This is a bit harder, as awards are usually given for a specific piece of research and as long as you haven't produced anything, you cannot get an award. However, there are some opportunities. For example, on conferences there are often things like poster awards for work in progress research you can participate in. 

Even if it is less random than I think, I'd still argue that people should be more proactive when it comes to applying to awards. 

Betting on the best case: higher end warming is underrepresented in research
  1. That's what I meant, sorry if I phrased this incorrectly.
  2. I did not mean to say that they did not look at specific temperatures at all. I meant that they did not look at it in the amount the probability of the specific warming would make sensible.

Is your critique that we used "severly neglected", but you would have been ok with "neglected"? Or is your model that the scientific community does the right amount of research for different temperatures,  given the likelyhood of reaching these temperatures?

Betting on the best case: higher end warming is underrepresented in research

The Sherwood reference was only included during the review process, as it was not yet published when we originally came up with the analysis.  As you probably know, going from an idea to a published paper can take quite some time and you cannot read and update on all the papers that are published during that time. 

I would agree that today the picture looks better as in comparison when we started working on that paper. However, predicted temperatures and mentions in the IPCC still don't overlap and therefore we still have a research gap, albeit a smaller one. 

I don't see how this makes the paper wrong. 1) You are only referring to impact literature. It's great if we know what impact climate change will have, but we still have a problem if we do not know how to mitigate it at higher temperatures. 2) Comparing emission scenarios is good, but every  scenario has a wide range of possible temperatures. Therefore, it is also important to look at specific temperatures. 

Common Points of Advice for Students and Early-Career Professionals Interested in Global Catastrophic Risk

Thank you this post! This kind of collection was exactly the kind of thing I was looking for.

Betting on the best case: higher end warming is underrepresented in research

Thank you for your feedback!

It is true that our phrasing around Sherwood et al (2020) can sound a bit misleading. However, this was not in bad faith. We did not intentionally leave out the decreased tail risks. 

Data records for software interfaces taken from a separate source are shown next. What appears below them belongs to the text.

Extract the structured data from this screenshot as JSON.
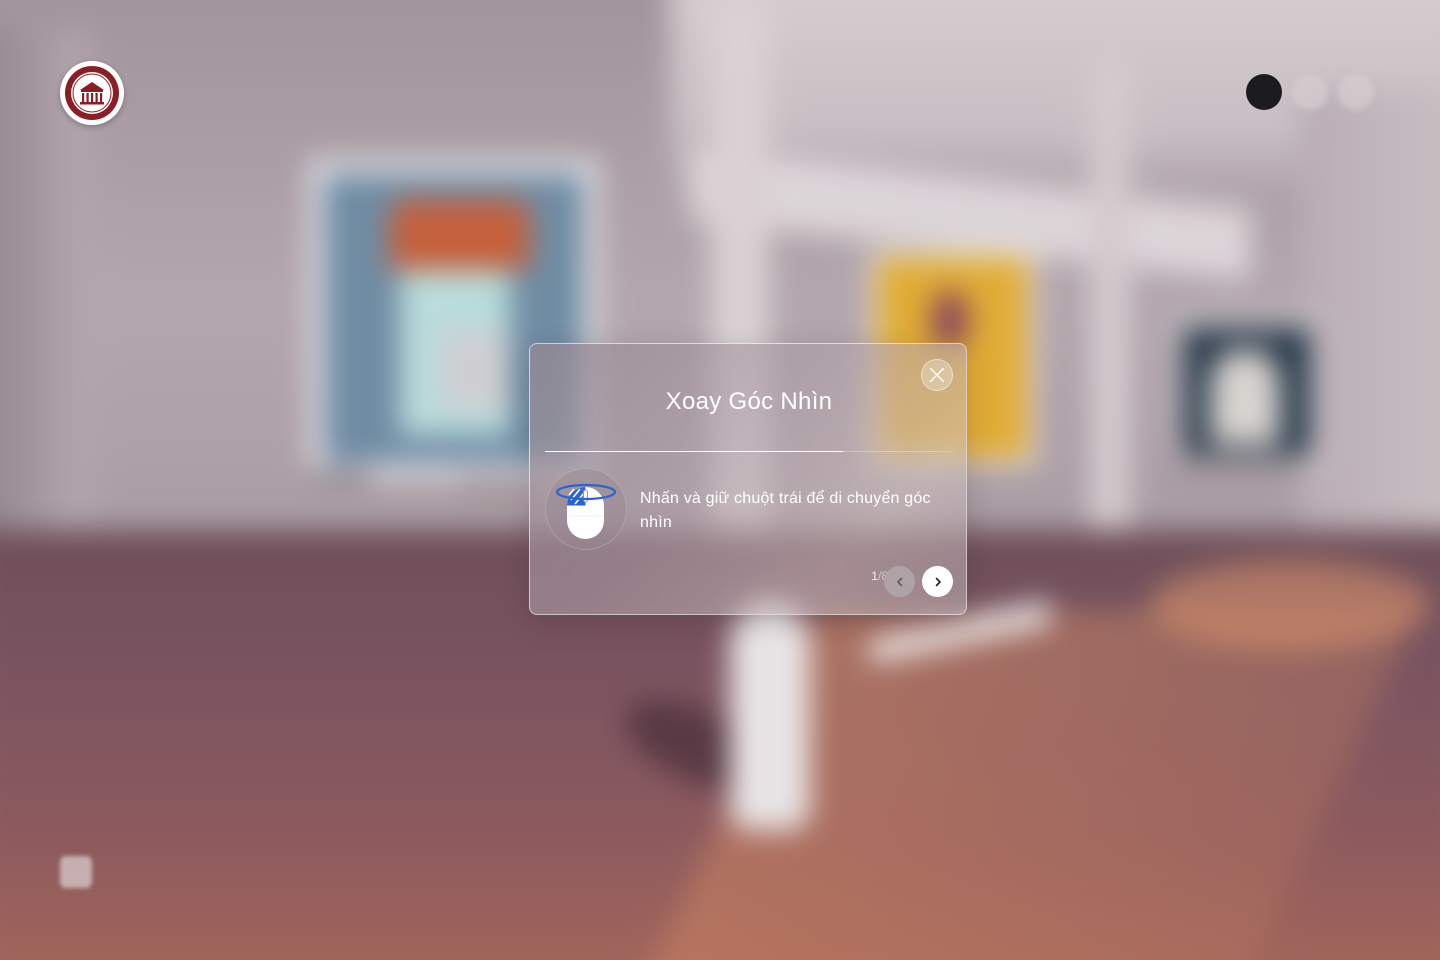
{
  "modal": {
    "title": "Xoay Góc Nhìn",
    "instruction": "Nhấn và giữ chuột trái để di chuyển góc nhìn",
    "instruction_icon": "mouse-rotate-icon",
    "step_current": "1",
    "step_separator": "/",
    "step_total": "8",
    "progress": 0.73,
    "close_icon": "close-icon",
    "prev_icon": "chevron-left-icon",
    "next_icon": "chevron-right-icon"
  },
  "logo": {
    "icon": "museum-seal-logo",
    "color": "#8b1e24"
  },
  "colors": {
    "accent_blue": "#2a63d6",
    "seal_red": "#8b1e24",
    "text": "#ffffff"
  }
}
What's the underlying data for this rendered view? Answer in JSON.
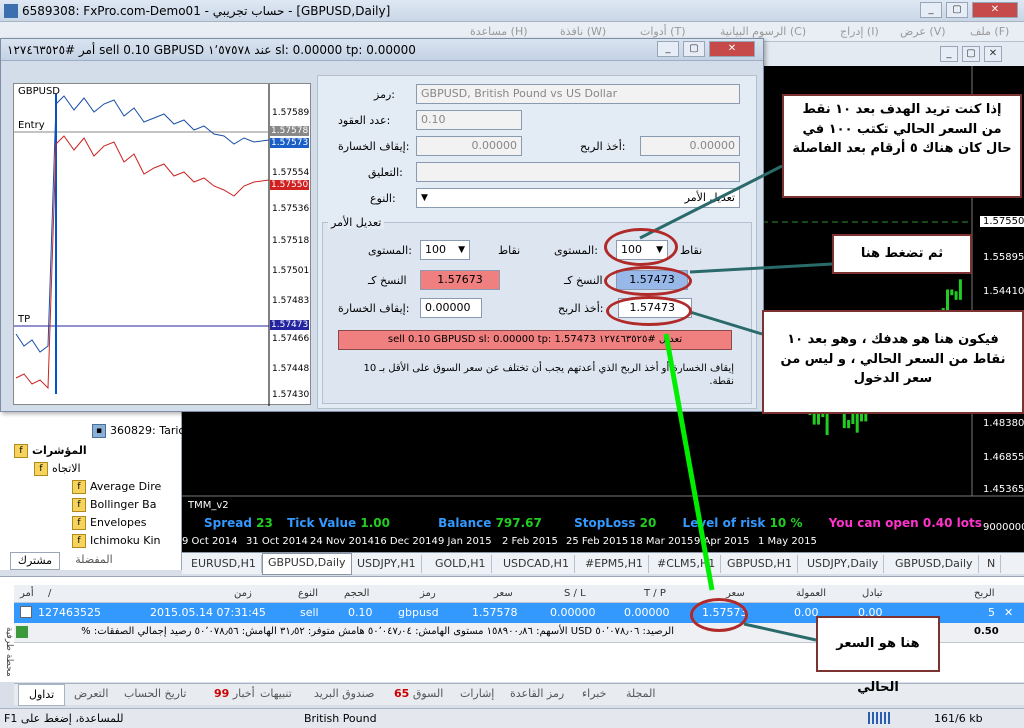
{
  "window": {
    "title": "6589308: FxPro.com-Demo01 - حساب تجريبي - [GBPUSD,Daily]"
  },
  "menu": [
    "ملف (F)",
    "عرض (V)",
    "إدراج (I)",
    "الرسوم البيانية (C)",
    "أدوات (T)",
    "نافذة (W)",
    "مساعدة (H)"
  ],
  "dialog": {
    "title": "أمر #١٢٧٤٦٣٥٢٥ sell 0.10 GBPUSD عند ١٬٥٧٥٧٨ sl: 0.00000 tp: 0.00000",
    "mini_chart": {
      "symbol": "GBPUSD",
      "ask": "1.57578",
      "bid": "1.57573",
      "red": "1.57550",
      "tp": "1.57473",
      "entry_label": "Entry",
      "tp_label": "TP",
      "ticks": [
        "1.57589",
        "1.57554",
        "1.57536",
        "1.57518",
        "1.57501",
        "1.57483",
        "1.57466",
        "1.57448",
        "1.57430"
      ]
    },
    "form": {
      "symbol_label": "رمز:",
      "symbol_value": "GBPUSD, British Pound vs US Dollar",
      "volume_label": "عدد العقود:",
      "volume_value": "0.10",
      "sl_label": "إيقاف الخسارة:",
      "sl_value": "0.00000",
      "tp_label": "أخذ الربح:",
      "tp_value": "0.00000",
      "comment_label": "التعليق:",
      "type_label": "النوع:",
      "type_value": "تعديل الأمر",
      "modify_group": "تعديل الأمر",
      "level_label": "المستوى:",
      "points_label": "نقاط",
      "level_left": "100",
      "level_right": "100",
      "copy_label": "النسخ كـ",
      "copy_left": "1.57673",
      "copy_right": "1.57473",
      "sl2_label": "إيقاف الخسارة:",
      "sl2_value": "0.00000",
      "tp2_label": "أخذ الربح:",
      "tp2_value": "1.57473",
      "modify_button": "تعديل #١٢٧٤٦٣٥٢٥ sell 0.10 GBPUSD sl: 0.00000 tp: 1.57473",
      "note": "إيقاف الخسارة أو أخذ الربح الذي أعدتهم يجب أن تختلف عن سعر السوق على الأقل بـ 10 نقطة."
    }
  },
  "callouts": {
    "c1": "إذا كنت تريد الهدف بعد ١٠ نقط من السعر الحالي تكتب ١٠٠ في حال كان هناك ٥ أرقام بعد الفاصلة",
    "c2": "ثم تضغط هنا",
    "c3": "فيكون هنا هو هدفك ، وهو بعد ١٠ نقاط من السعر الحالي ، و ليس من سعر الدخول",
    "c4": "هنا هو السعر الحالي"
  },
  "chart": {
    "ticks": [
      "1.57550",
      "1.55895",
      "1.54410",
      "1.48380",
      "1.46855",
      "1.45365",
      "9000000"
    ],
    "dates": [
      "9 Oct 2014",
      "31 Oct 2014",
      "24 Nov 2014",
      "16 Dec 2014",
      "9 Jan 2015",
      "2 Feb 2015",
      "25 Feb 2015",
      "18 Mar 2015",
      "9 Apr 2015",
      "1 May 2015"
    ],
    "indicator": "TMM_v2",
    "spread_label": "Spread",
    "spread": "23",
    "tick_label": "Tick Value",
    "tick": "1.00",
    "balance_label": "Balance",
    "balance": "797.67",
    "stoploss_label": "StopLoss",
    "stoploss": "20",
    "risk_label": "Level of risk",
    "risk": "10 %",
    "canopen": "You can open 0.40 lots",
    "tabs": [
      "EURUSD,H1",
      "GBPUSD,Daily",
      "USDJPY,H1",
      "GOLD,H1",
      "USDCAD,H1",
      "#EPM5,H1",
      "#CLM5,H1",
      "GBPUSD,H1",
      "USDJPY,Daily",
      "GBPUSD,Daily",
      "N"
    ]
  },
  "navigator": {
    "account": "360829: Taric",
    "indicators": "المؤشرات",
    "trend": "الاتجاه",
    "items": [
      "Average Dire",
      "Bollinger Ba",
      "Envelopes",
      "Ichimoku Kin"
    ],
    "tab_common": "مشترك",
    "tab_fav": "المفضلة"
  },
  "terminal": {
    "side_label": "محطة طرفية",
    "headers": [
      "أمر",
      "/",
      "زمن",
      "النوع",
      "الحجم",
      "رمز",
      "سعر",
      "S / L",
      "T / P",
      "سعر",
      "العمولة",
      "تبادل",
      "الربح"
    ],
    "row": {
      "order": "127463525",
      "time": "2015.05.14 07:31:45",
      "type": "sell",
      "volume": "0.10",
      "symbol": "gbpusd",
      "open": "1.57578",
      "sl": "0.00000",
      "tp": "0.00000",
      "price": "1.57573",
      "commission": "0.00",
      "swap": "0.00",
      "profit": "5"
    },
    "balance_line": "الرصيد: ٥٠٬٠٧٨٫٠٦ USD  الأسهم: ١٥٨٩٠٠٫٨٦  مستوى الهامش: ٥٠٬٠٤٧٫٠٤  هامش متوفر: ٣١٫٥٢  الهامش: ٥٠٬٠٧٨٫٥٦  رصيد إجمالي الصفقات: %",
    "balance_total": "0.50",
    "tabs": [
      "تداول",
      "التعرض",
      "تاريخ الحساب",
      "أخبار",
      "تنبيهات",
      "صندوق البريد",
      "السوق",
      "إشارات",
      "رمز القاعدة",
      "خبراء",
      "المجلة"
    ],
    "news_count": "99",
    "market_count": "65"
  },
  "status": {
    "help": "للمساعدة، إضغط على F1",
    "symbol": "British Pound",
    "traffic": "161/6 kb"
  }
}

Overall, your criticism mainly seems to be the fact that current estimates of climate sensitivity have a smaller range that the one we used. This is true. It does not change the point of our paper though. While the range decreased, the mean basically stayed the same and if you look at our figures, this still means that there is likely to few research for the higher temperatures. 

To your last point, I wasn't aware that the impact literature mainly compares those two scenarios. However, as we look at all parts of the IPCC reports this seems to get drowned out by the other parts of the reports. We are currently doing some new analyses that try to look into this in a bit more depth. 

How to best address Repetitive Strain Injury (RSI)?

One thing I find very useful but I haven't seen recommended anywhere is simply adding a second mouse to your computer. It allows you to easily switch between both hands. This gives your main hand some rest, but doesn't overuse the other one.

Betting on the best case: higher end warming is underrepresented in research

Unfortunately, I cannot really provide conclusive answers here, as our paper only looked into the amount of research overall, but not into specific topics. Getting an overview of this is basically a major research project itself. However, a student of mine looked into this a bit and her preliminary results seem like it is more of a general problem and not specific to certain fields of research.

Load More